» Records contained in a dataset
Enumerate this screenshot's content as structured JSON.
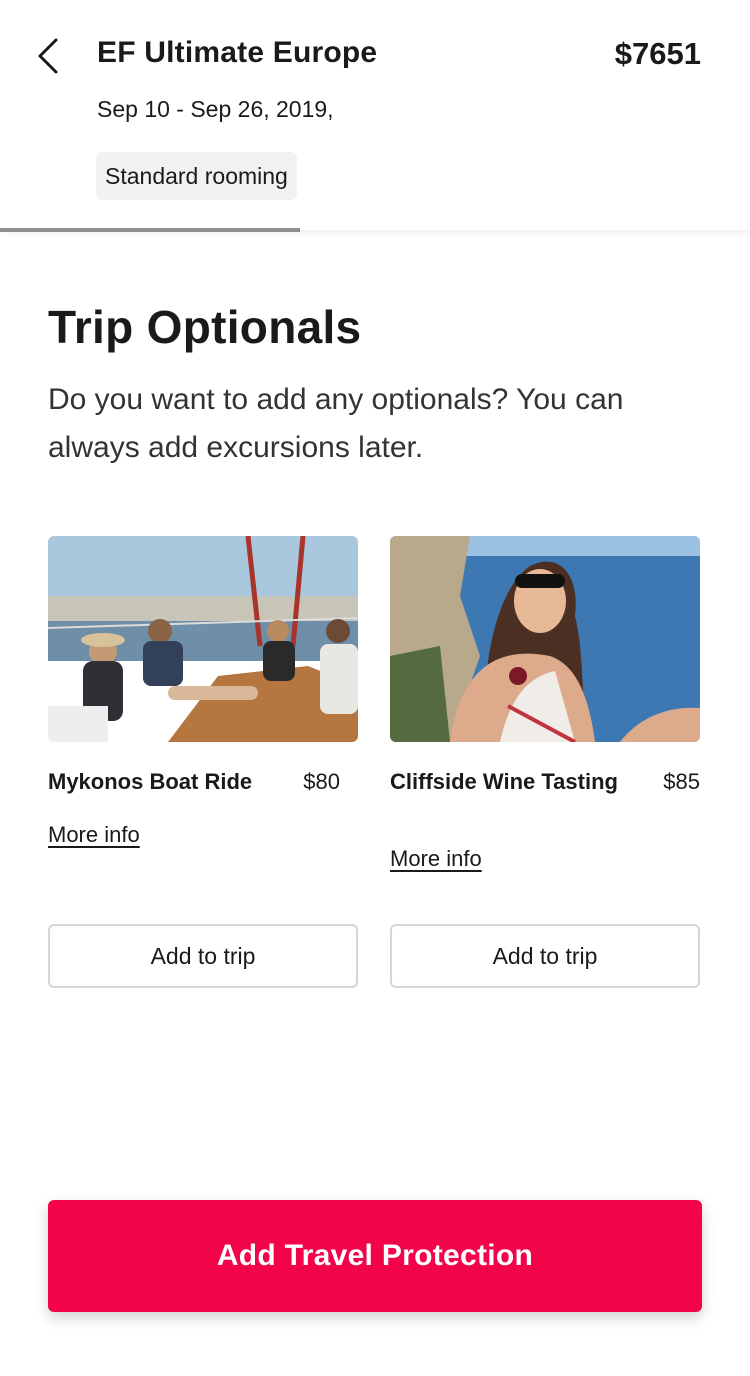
{
  "header": {
    "title": "EF Ultimate Europe",
    "price": "$7651",
    "dates": "Sep 10 - Sep 26, 2019,",
    "rooming": "Standard rooming",
    "progress_fraction": 0.4
  },
  "section": {
    "title": "Trip Optionals",
    "description": "Do you want to add any optionals? You can always add excursions later."
  },
  "optionals": [
    {
      "name": "Mykonos Boat Ride",
      "price": "$80",
      "more_info": "More info",
      "add_label": "Add to trip"
    },
    {
      "name": "Cliffside Wine Tasting",
      "price": "$85",
      "more_info": "More info",
      "add_label": "Add to trip"
    }
  ],
  "cta": {
    "label": "Add Travel Protection"
  },
  "colors": {
    "accent": "#f2044b",
    "text": "#1a1a1a",
    "badge_bg": "#f2f2f2"
  }
}
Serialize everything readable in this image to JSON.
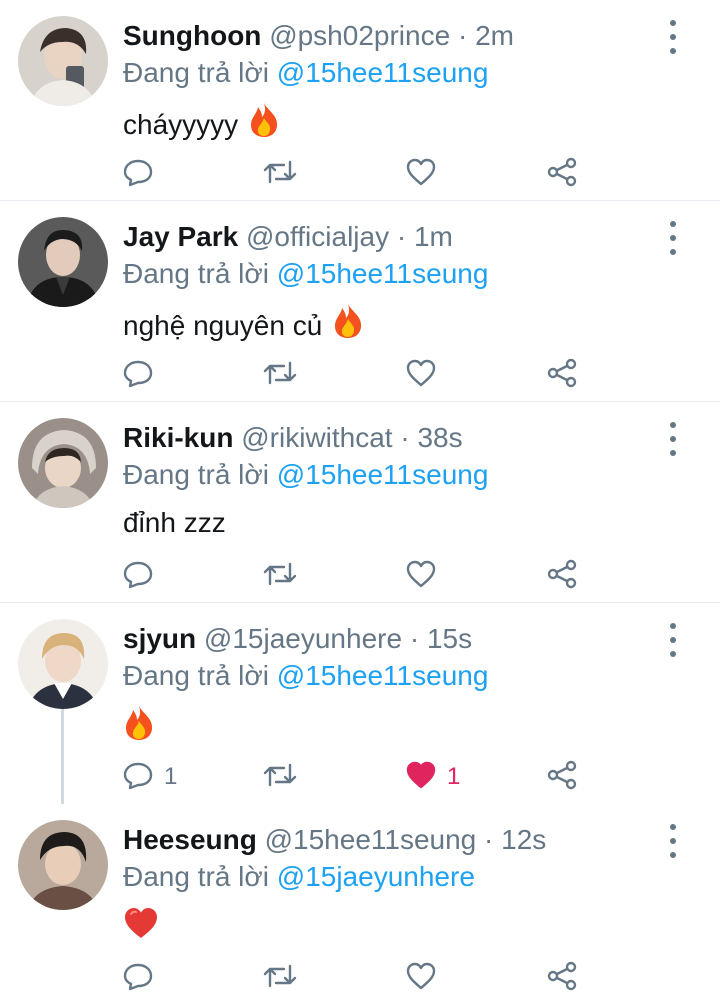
{
  "colors": {
    "link": "#1da1f2",
    "muted": "#657786",
    "like": "#e0245e",
    "divider": "#e6ecf0"
  },
  "tweets": [
    {
      "name": "Sunghoon",
      "handle": "@psh02prince",
      "dot": "·",
      "time": "2m",
      "reply_prefix": "Đang trả lời",
      "reply_to": "@15hee11seung",
      "text": "cháyyyyy",
      "emoji_icon": "fire-emoji-icon",
      "reply_count": "",
      "like_count": "",
      "liked": false
    },
    {
      "name": "Jay Park",
      "handle": "@officialjay",
      "dot": "·",
      "time": "1m",
      "reply_prefix": "Đang trả lời",
      "reply_to": "@15hee11seung",
      "text": "nghệ nguyên củ",
      "emoji_icon": "fire-emoji-icon",
      "reply_count": "",
      "like_count": "",
      "liked": false
    },
    {
      "name": "Riki-kun",
      "handle": "@rikiwithcat",
      "dot": "·",
      "time": "38s",
      "reply_prefix": "Đang trả lời",
      "reply_to": "@15hee11seung",
      "text": "đỉnh zzz",
      "emoji_icon": "",
      "reply_count": "",
      "like_count": "",
      "liked": false
    },
    {
      "name": "sjyun",
      "handle": "@15jaeyunhere",
      "dot": "·",
      "time": "15s",
      "reply_prefix": "Đang trả lời",
      "reply_to": "@15hee11seung",
      "text": "",
      "emoji_icon": "fire-emoji-icon",
      "reply_count": "1",
      "like_count": "1",
      "liked": true
    },
    {
      "name": "Heeseung",
      "handle": "@15hee11seung",
      "dot": "·",
      "time": "12s",
      "reply_prefix": "Đang trả lời",
      "reply_to": "@15jaeyunhere",
      "text": "",
      "emoji_icon": "red-heart-emoji-icon",
      "reply_count": "",
      "like_count": "",
      "liked": false
    }
  ]
}
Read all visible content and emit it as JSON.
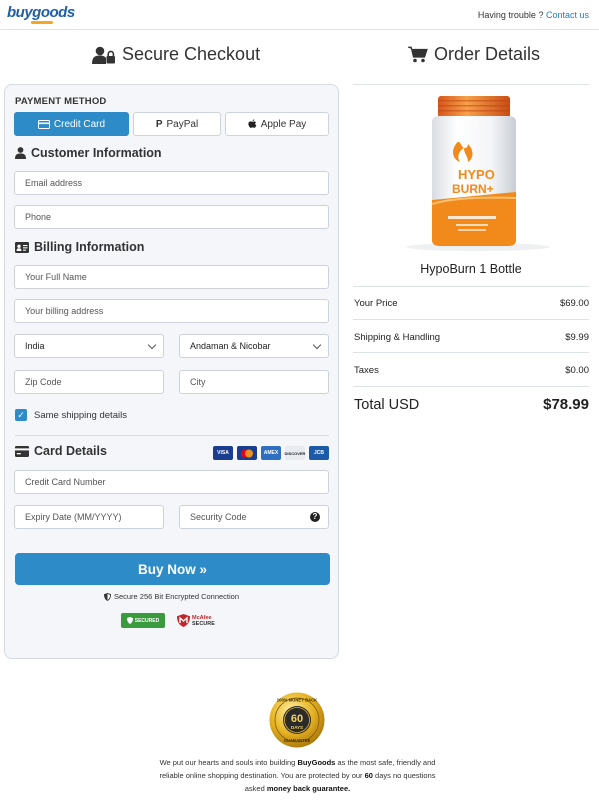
{
  "header": {
    "logo_text": "buygoods",
    "trouble_text": "Having trouble ?",
    "contact_link": "Contact us"
  },
  "left_title": "Secure Checkout",
  "right_title": "Order Details",
  "payment": {
    "label": "PAYMENT METHOD",
    "options": [
      "Credit Card",
      "PayPal",
      "Apple Pay"
    ],
    "selected": "Credit Card"
  },
  "customer": {
    "title": "Customer Information",
    "email_placeholder": "Email address",
    "phone_placeholder": "Phone"
  },
  "billing": {
    "title": "Billing Information",
    "name_placeholder": "Your Full Name",
    "address_placeholder": "Your billing address",
    "country_value": "India",
    "state_value": "Andaman & Nicobar",
    "zip_placeholder": "Zip Code",
    "city_placeholder": "City",
    "same_shipping_label": "Same shipping details",
    "same_shipping_checked": true
  },
  "card": {
    "title": "Card Details",
    "logos": [
      "VISA",
      "MC",
      "AMEX",
      "DISCOVER",
      "JCB"
    ],
    "number_placeholder": "Credit Card Number",
    "expiry_placeholder": "Expiry Date (MM/YYYY)",
    "cvv_placeholder": "Security Code"
  },
  "buy_button": "Buy Now »",
  "secure_text": "Secure 256 Bit Encrypted Connection",
  "badges": {
    "godaddy": "SECURED",
    "mcafee_1": "McAfee",
    "mcafee_2": "SECURE"
  },
  "order": {
    "product_name": "HypoBurn 1 Bottle",
    "product_brand_1": "HYPO",
    "product_brand_2": "BURN+",
    "rows": [
      {
        "label": "Your Price",
        "value": "$69.00"
      },
      {
        "label": "Shipping & Handling",
        "value": "$9.99"
      },
      {
        "label": "Taxes",
        "value": "$0.00"
      }
    ],
    "total_label": "Total USD",
    "total_value": "$78.99"
  },
  "footer": {
    "seal_top": "100% MONEY BACK",
    "seal_days": "60",
    "seal_days_label": "DAYS",
    "seal_bottom": "GUARANTEE",
    "text_1": "We put our hearts and souls into building ",
    "brand": "BuyGoods",
    "text_2": " as the most safe, friendly and reliable online shopping destination. You are protected by our ",
    "days": "60",
    "text_3": " days no questions asked ",
    "guarantee_bold": "money back guarantee."
  },
  "colors": {
    "accent": "#2d8bc7",
    "card_bg": "#f4f6f9",
    "link": "#1e7fc9",
    "product_orange": "#f28a1b"
  }
}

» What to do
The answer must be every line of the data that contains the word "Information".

» Task result
    "title": "Customer Information",
    "title": "Billing Information",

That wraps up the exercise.